Zombie Vikings PS4 Review
Following the immense success of their adventure puzzle game Stick It To the Man, Zoink games followed up with an adventure beat ‘em up title name Zombie Vikings, but was initially met with mixed reviews. However, I found it to be much better than the former game for a variety of different reasons, and hope that player and critics eventually see the game for it’s many different qualities.
The general design of the game is extremely similar to Stick It To the Man, with characters and scenery hearkening back to the 2D hand-drawn style of the previous game. However, the conceptual design of the game is drastically different, taking place in a world inspired by Norse mythology as opposed to a world inspired by the trappings and intricacies of modern life, as portrayed in their previous game. Even despite how weird and wonderfully outlandish their previous title was, this one is just as magnificently strange; if not more so. The game may not run at 60 frames per second like the former, but to me, that’s semantics.
Taking a drastic departure from Stick It To the Man, Zombie Vikings presents players with a wonderfully varied linear beat ‘em up game reminiscent of the likes of Streets of Rage or Final Fight, and packed with substantial variety in weapons, abilities, character choices and even side quests thrown in for good measure. Side quests in particular are something I’ve personally rarely seen in games of this kind, which after playing this, makes me think that a trick has been missed for many years. It all makes for a wonderfully fulfilling and addicting gaming experience, which in my opinion is much more satisfying to play through than Stick It To the Man.
The game is a 2D side scrolling beat ‘em up, so by default, I would have problems with it’s control scheme to a certain extent; but much to my pleasant surprise, the controls present nowhere near as much of a problem as I have found with many of the games of its kind that many other gamers consider to be classics. The main reason for this is that movement is infinitely more varied, and players can not only run, but can dodge enemy attacks by rolling in different directions, which certainly help to alleviate many previous concerns and frustrations I have personally had with other games of its kind in the past.
As well as being bigger and better than Stick It To the Man, Zombie Vikings is also a much longer gaming experience, which always sits well with me. Although the main story can take around the same amount of time to complete as the former, the increased amount of gameplay variety by proxy gives this title much more replay value, and of course, there’s also the multiplayer to indulge in afterwards, which can make for closer to 15 to 20 hours of entertainment.
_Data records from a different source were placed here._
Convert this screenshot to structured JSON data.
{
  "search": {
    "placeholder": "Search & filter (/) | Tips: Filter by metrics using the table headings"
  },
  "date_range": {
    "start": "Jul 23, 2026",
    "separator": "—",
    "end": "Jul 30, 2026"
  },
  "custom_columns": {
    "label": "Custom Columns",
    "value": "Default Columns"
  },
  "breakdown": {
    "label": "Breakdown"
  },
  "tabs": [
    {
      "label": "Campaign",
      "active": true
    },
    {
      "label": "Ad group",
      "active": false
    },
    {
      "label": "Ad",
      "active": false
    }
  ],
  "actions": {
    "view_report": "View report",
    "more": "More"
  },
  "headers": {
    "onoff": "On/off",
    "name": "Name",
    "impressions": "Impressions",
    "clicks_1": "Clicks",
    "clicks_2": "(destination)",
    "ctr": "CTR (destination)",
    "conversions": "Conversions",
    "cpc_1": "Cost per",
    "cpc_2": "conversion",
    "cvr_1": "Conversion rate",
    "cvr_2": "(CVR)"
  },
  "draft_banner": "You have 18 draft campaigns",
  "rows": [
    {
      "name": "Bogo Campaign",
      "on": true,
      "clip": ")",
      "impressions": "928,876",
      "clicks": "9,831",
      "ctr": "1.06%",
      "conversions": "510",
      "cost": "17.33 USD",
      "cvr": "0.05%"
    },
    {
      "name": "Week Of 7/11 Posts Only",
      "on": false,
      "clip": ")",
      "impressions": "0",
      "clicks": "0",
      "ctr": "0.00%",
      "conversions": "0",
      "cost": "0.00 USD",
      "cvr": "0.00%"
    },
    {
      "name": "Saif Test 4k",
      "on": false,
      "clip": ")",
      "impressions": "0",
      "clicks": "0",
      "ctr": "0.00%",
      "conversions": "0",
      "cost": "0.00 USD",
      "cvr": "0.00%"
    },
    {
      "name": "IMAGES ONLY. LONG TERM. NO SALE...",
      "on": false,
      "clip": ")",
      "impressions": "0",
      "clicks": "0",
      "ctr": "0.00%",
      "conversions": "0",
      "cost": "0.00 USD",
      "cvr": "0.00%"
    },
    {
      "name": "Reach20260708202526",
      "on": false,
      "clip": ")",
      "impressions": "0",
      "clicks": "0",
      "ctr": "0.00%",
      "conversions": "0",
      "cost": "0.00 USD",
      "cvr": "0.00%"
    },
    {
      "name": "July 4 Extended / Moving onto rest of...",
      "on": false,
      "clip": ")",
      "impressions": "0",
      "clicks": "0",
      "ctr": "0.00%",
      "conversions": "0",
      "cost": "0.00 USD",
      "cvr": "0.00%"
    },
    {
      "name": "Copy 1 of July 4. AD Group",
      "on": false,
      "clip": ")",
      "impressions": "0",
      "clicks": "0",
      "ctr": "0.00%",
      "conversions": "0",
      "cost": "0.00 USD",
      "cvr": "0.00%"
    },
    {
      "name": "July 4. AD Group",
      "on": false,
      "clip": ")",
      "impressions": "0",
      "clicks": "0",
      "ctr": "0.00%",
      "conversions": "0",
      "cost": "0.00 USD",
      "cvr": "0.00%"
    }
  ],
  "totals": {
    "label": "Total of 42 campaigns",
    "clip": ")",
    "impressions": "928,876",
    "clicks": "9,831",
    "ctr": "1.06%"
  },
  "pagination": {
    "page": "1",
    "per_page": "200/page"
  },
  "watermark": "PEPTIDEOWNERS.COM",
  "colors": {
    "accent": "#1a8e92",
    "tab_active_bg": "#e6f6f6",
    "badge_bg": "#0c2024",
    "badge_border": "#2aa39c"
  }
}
The story of Zombie Vikings revolves around four zombie Viking warriors who have been summoned by the thunder god Odin to retrieve his stolen eye from the trickster god Loki. The basic premise of the game’s story seems simplistic, yet outrageously abnormal in scope at first glance, but it is also made enormously interesting throughout with its references to modern life, breaking of the fourth wall and quirky sense of humour. I was delighted to see that the developers had incorporated these same elements as they did in Stick It To the Man, and to witness them having built upon it.
This title is wonderfully unique in every single respect, from its wonderfully weird visuals to its staggering amount of gameplay variety to it’s coming together of many different ideas, which all form it’s own fully cohesive concept in terms of story. Ever since the start of the influx of indie games throughout the last two generations, it’s been fantastic to see so much depth and imagination implemented in the majority of these kinds of titles coming from many vastly creative developers, and this game is yet another excellent example of this.
Zombie Vikings is most definitely one of the best indie games I’ve played through in 2015, and I would highly recommend it. It’s a vast improvement on Stick It To The Man, which was a similar-looking yet exemplary game in it’s own right, and it makes me excited for what Zoink have in store in the future.